Unite, celebrate and elevate. This is the mission of the Memphis Soul Prize, a poetry competition focusing on the unique perspectives of Memphis by its students. Donny Granger, founder of Memphis Soul Prize and Creation Studios, set this competition to teach students about their history and to express their gratitude through poetry.
“At its core, the Memphis Soul Prize is a city-wide poetry competition that allows high school students to create works of art that the whole city can rally around,”Granger said. “The students learn. The students write. The city votes on the best. Then we take the five finalists and create short films to bring the poetry to life.”
Bringing this Memphis Soul Prize to life, AP Seminar and Research teacher Joanna Lawrence was one of the first teachers to join this project and to plan its application in Memphis City Schools. She became the lifeline to the Memphis Soul Prize at White Station.

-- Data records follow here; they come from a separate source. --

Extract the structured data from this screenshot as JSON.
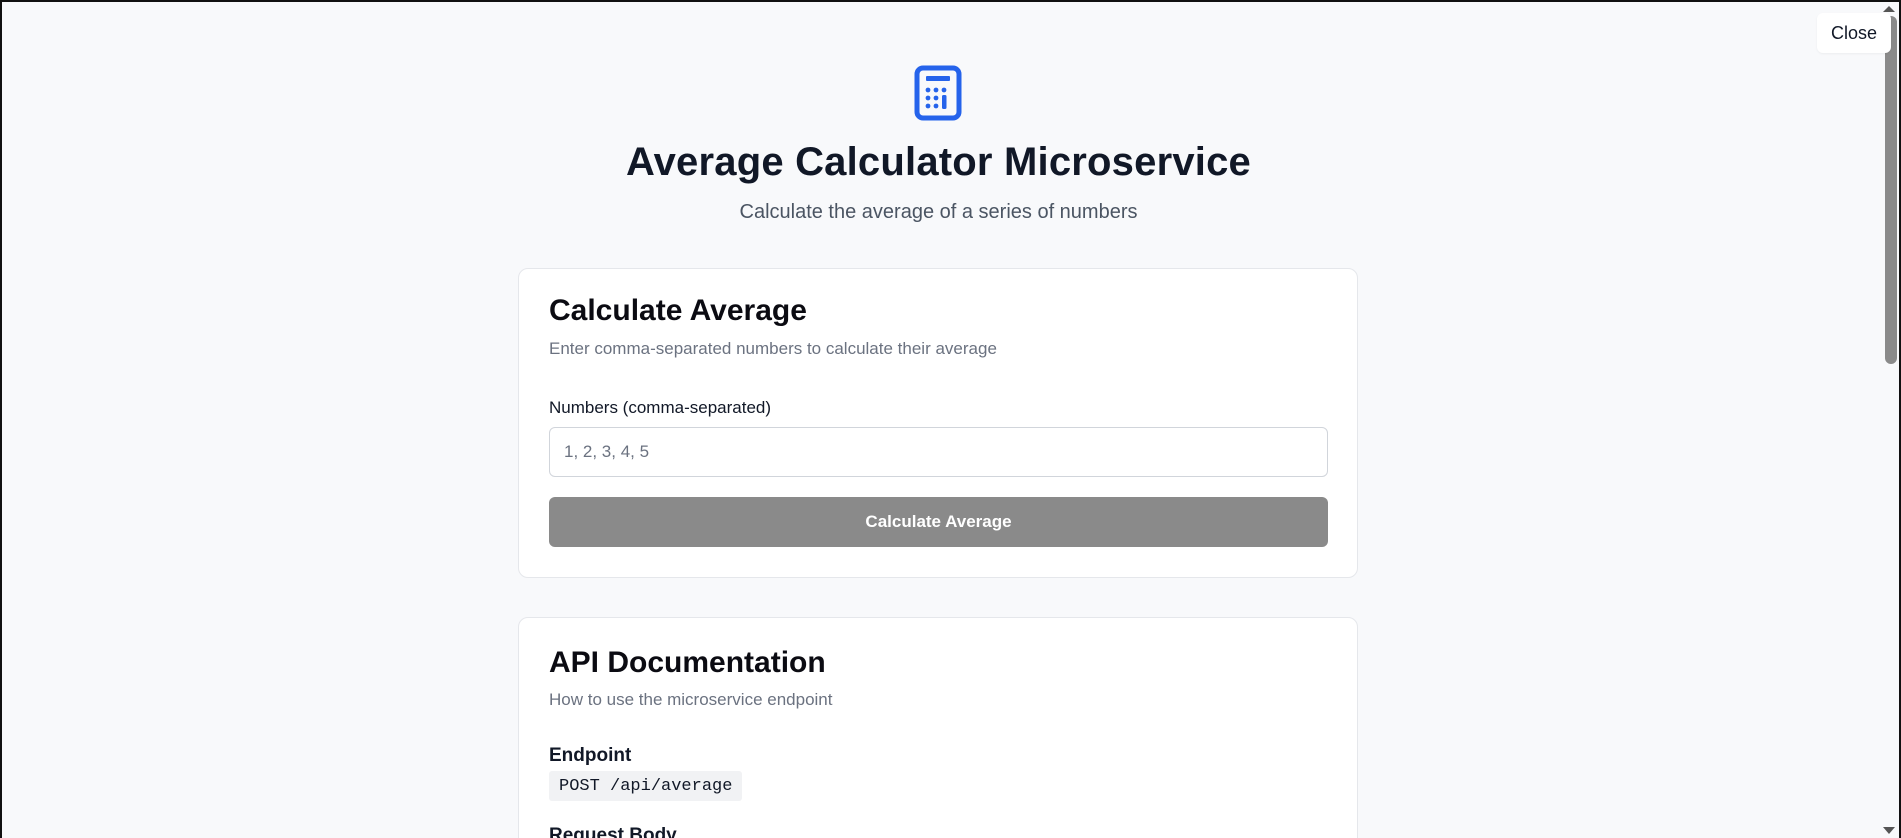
{
  "header": {
    "icon": "calculator-icon",
    "accent": "#2563eb",
    "title": "Average Calculator Microservice",
    "subtitle": "Calculate the average of a series of numbers"
  },
  "close_label": "Close",
  "calculator": {
    "title": "Calculate Average",
    "description": "Enter comma-separated numbers to calculate their average",
    "field_label": "Numbers (comma-separated)",
    "input_placeholder": "1, 2, 3, 4, 5",
    "input_value": "",
    "button_label": "Calculate Average",
    "button_color": "#8a8a8a"
  },
  "api_docs": {
    "title": "API Documentation",
    "description": "How to use the microservice endpoint",
    "endpoint_label": "Endpoint",
    "endpoint_value": "POST /api/average",
    "request_body_label": "Request Body"
  }
}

“Each year, I enjoy reading students’ personal perspectives about the city. Where we live, where we call home, always has a unique place in our lives, and poetry is a wonderful way to express that perspective about Memphis,” Lawrence said.
Though the writing process can be mind-numbing, with practice, the right words will pop out for the taking. Autumn Bobo (12) knows all about the ins and outs of creating poetry: she won the Memphis Soul Prize with her poem “A Hill is Not my Home”. She knows honing in on what your definition of Memphis truly is, along with creating this detailed image is difficult.
“I [didn’t have] any of the poem, but when she first said it… I went on my notes app and just typed out: raze and raise… and that’s pretty much the basis of the entire poem,” Bobo said. “And from there, it was just looking at the piece of paper until my brain processes and then just writing.” This consuming creative process that Bobo took was interrupted by the coronavirus. However, as the Memphian she is , she continued to work on her project so that they can be a beacon of hope to this city during this dark time.
“We are so incredibly delighted that we could bring back a little light into everyone’s world this summer,” Granger said. “The poets worked so hard. We are all so blessed by their insight and their creativity… COVID-19 didn’t keep us from creating or from celebrating.”
After all the hard work she went through creating, writing and recording, Bobo and her fellow poets sat and waited for the results during the televised competition. The city watched, listened and pondered each poem, but ultimately knew no other poet should win the Memphis Soul Prize besides Autumn Bobo. Winning was surreal but more importantly cathartic for her.
“It’s euphoric, honestly because nobody that I know has ever really known about my poetry, and to have it be broadcasted to so publicly, knowing that I put something into the world that other people enjoy, it’s just a different kind of feeling,” Bobo said.